Data to examine

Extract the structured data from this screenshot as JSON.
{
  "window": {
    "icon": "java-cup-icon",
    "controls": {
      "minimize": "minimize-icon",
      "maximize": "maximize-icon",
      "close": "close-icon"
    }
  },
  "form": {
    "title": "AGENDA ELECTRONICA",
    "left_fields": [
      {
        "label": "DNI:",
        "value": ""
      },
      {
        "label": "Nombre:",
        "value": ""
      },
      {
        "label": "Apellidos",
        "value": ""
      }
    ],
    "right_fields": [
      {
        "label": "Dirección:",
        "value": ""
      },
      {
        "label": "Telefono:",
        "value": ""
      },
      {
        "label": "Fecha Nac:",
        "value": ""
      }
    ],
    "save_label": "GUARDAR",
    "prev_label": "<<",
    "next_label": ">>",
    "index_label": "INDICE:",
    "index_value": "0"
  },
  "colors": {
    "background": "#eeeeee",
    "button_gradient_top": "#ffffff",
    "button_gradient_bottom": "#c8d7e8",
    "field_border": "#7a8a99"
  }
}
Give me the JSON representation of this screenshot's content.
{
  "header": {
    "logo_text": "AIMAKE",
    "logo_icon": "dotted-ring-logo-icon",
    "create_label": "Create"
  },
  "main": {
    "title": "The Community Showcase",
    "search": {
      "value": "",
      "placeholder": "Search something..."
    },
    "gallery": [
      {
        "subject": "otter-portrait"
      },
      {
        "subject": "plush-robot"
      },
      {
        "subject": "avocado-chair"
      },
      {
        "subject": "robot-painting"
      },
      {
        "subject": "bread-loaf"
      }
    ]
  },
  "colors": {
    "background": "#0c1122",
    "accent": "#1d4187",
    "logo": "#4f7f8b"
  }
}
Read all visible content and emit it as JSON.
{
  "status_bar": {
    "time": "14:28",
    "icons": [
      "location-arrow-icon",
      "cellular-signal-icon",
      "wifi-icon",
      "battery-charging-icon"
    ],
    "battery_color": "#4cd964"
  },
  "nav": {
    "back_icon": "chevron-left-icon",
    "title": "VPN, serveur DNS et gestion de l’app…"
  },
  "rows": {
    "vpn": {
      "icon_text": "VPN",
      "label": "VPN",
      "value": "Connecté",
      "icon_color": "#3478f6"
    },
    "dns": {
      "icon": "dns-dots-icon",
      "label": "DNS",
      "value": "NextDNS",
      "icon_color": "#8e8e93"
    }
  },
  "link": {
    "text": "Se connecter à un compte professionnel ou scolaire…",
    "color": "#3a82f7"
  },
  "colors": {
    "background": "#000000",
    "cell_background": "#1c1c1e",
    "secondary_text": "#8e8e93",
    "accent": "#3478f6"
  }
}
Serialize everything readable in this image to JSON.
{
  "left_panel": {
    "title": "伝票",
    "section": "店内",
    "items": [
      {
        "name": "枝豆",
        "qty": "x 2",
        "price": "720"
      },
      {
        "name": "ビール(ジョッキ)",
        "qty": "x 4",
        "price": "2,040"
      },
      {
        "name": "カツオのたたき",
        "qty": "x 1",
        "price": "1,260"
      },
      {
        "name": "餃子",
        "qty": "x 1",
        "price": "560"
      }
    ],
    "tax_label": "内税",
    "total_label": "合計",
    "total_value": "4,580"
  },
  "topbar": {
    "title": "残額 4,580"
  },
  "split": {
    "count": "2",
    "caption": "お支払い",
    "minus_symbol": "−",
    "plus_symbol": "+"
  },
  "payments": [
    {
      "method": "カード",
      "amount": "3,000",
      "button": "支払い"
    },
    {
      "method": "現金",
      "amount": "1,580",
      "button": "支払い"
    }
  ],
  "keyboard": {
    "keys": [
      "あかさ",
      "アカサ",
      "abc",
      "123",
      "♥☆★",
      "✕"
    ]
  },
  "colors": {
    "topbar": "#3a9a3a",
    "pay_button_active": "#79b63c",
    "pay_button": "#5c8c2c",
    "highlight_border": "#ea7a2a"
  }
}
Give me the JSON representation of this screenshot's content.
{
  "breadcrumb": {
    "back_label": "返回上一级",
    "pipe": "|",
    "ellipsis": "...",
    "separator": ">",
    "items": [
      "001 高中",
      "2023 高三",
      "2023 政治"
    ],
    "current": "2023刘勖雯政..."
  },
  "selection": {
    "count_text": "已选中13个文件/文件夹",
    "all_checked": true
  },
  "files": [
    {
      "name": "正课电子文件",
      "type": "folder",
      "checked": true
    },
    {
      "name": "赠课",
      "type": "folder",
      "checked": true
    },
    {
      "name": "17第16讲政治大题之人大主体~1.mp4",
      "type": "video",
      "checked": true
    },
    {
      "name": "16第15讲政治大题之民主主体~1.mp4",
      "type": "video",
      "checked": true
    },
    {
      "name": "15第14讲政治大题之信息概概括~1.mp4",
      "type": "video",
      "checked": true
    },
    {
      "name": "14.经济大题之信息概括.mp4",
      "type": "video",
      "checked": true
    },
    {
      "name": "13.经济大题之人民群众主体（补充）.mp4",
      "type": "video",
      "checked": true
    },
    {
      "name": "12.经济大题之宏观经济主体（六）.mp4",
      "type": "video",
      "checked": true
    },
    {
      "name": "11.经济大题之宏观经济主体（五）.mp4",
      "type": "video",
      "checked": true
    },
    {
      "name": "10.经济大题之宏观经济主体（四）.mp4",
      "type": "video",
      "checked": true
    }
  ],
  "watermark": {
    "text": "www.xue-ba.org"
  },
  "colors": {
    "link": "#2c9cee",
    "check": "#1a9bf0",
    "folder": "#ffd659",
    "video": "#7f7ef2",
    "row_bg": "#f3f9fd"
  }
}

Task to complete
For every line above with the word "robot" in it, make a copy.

Answer section
        "subject": "plush-robot"
        "subject": "robot-painting"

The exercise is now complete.